> _WORK TO COMPLETE_
The required result is a copy of each line below in which "arrow" appears.

> _DATA TO EXAMINE_
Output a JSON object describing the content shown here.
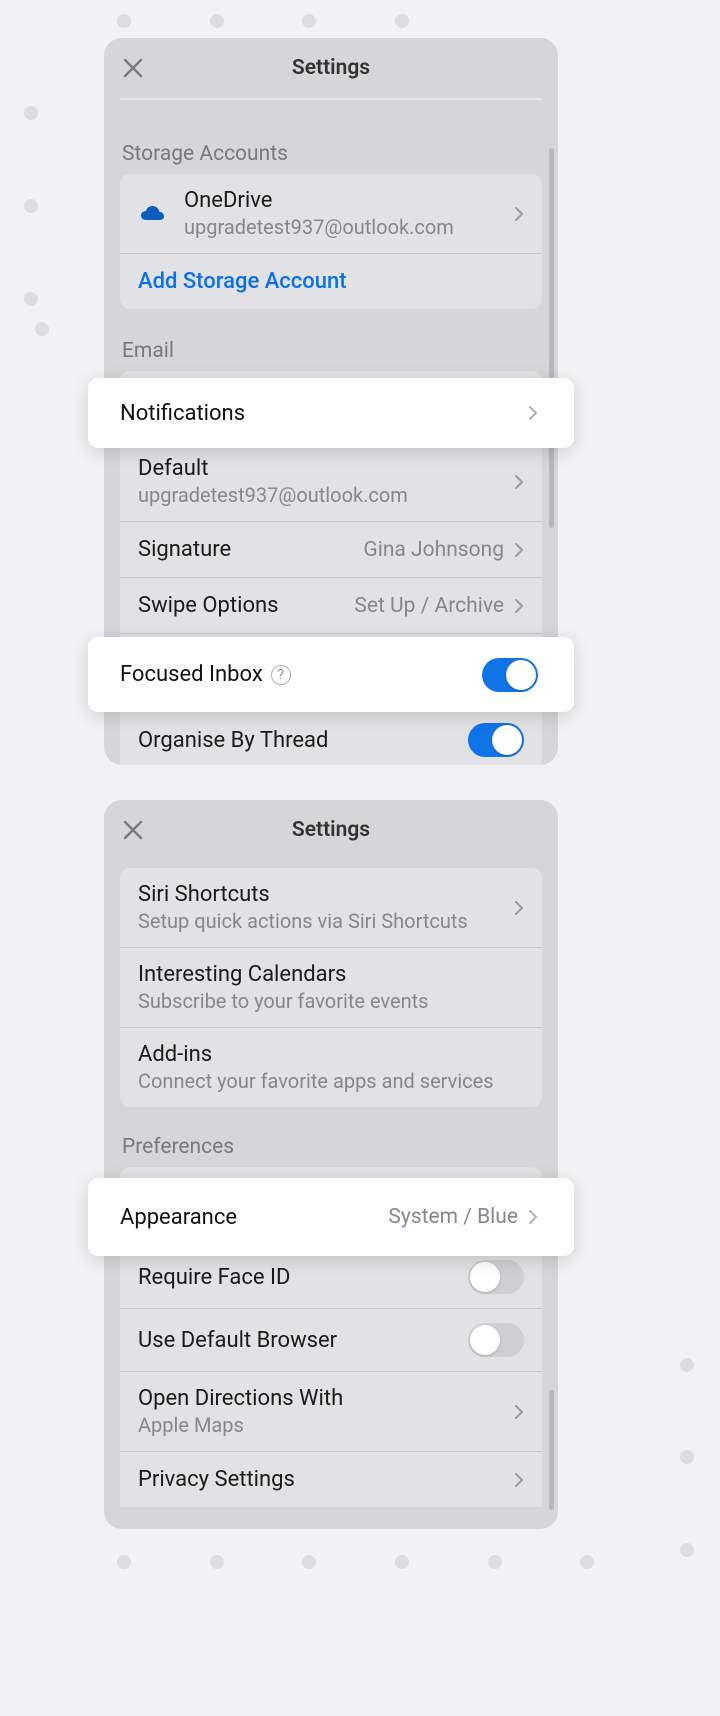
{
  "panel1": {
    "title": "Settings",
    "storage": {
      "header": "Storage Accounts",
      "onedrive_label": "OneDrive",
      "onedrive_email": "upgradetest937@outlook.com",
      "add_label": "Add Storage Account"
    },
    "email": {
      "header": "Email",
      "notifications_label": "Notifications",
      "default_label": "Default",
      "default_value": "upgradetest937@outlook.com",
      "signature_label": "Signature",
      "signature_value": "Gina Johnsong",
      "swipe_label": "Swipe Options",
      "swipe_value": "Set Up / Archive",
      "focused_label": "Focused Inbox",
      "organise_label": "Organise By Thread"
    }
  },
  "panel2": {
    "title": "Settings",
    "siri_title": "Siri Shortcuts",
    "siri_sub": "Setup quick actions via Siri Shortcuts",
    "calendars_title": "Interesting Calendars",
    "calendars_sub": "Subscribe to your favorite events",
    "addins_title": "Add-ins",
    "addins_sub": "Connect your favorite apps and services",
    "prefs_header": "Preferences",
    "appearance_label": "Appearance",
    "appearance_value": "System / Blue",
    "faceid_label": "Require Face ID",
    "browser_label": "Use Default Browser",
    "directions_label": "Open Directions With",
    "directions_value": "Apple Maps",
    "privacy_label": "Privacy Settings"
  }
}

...

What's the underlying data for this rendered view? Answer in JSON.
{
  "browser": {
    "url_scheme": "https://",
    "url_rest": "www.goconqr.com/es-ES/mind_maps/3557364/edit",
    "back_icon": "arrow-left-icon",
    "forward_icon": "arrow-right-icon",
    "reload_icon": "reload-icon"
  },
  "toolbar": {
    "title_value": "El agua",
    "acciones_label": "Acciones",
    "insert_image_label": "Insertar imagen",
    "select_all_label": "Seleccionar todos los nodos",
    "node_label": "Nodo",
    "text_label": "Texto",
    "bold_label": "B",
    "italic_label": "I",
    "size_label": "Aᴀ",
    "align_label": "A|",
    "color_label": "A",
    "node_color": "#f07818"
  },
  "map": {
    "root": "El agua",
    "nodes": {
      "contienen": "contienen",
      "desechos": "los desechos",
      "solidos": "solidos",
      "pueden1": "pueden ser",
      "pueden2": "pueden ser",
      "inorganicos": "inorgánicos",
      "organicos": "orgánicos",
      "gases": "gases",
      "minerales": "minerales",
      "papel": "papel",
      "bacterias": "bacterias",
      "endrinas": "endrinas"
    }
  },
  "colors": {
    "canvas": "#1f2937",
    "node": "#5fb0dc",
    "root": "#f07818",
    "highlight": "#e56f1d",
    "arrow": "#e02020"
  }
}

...

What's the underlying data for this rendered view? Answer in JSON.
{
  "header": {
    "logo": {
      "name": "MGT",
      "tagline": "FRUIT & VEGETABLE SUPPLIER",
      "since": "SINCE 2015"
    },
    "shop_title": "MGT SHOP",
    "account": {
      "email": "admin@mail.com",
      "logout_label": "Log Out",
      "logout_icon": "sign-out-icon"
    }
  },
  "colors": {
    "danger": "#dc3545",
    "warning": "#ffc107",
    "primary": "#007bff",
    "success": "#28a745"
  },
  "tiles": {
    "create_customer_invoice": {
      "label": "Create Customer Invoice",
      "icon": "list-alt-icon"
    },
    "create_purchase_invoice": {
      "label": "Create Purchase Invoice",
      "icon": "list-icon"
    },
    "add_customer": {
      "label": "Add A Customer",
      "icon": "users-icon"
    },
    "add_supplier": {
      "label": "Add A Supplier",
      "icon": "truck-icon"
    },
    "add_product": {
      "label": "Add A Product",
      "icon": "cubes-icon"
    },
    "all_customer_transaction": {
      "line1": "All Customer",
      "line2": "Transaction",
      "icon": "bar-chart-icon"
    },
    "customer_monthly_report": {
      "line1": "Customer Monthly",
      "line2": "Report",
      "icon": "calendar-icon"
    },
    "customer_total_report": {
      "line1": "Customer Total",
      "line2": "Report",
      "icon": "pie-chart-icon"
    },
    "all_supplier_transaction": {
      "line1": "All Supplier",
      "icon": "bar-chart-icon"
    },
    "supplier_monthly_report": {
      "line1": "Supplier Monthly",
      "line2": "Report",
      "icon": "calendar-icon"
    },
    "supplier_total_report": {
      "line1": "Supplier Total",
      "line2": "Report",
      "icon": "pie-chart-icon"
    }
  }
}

> _ANSWER FOR THE TASK_
    "back_icon": "arrow-left-icon",
    "forward_icon": "arrow-right-icon",
    "arrow": "#e02020"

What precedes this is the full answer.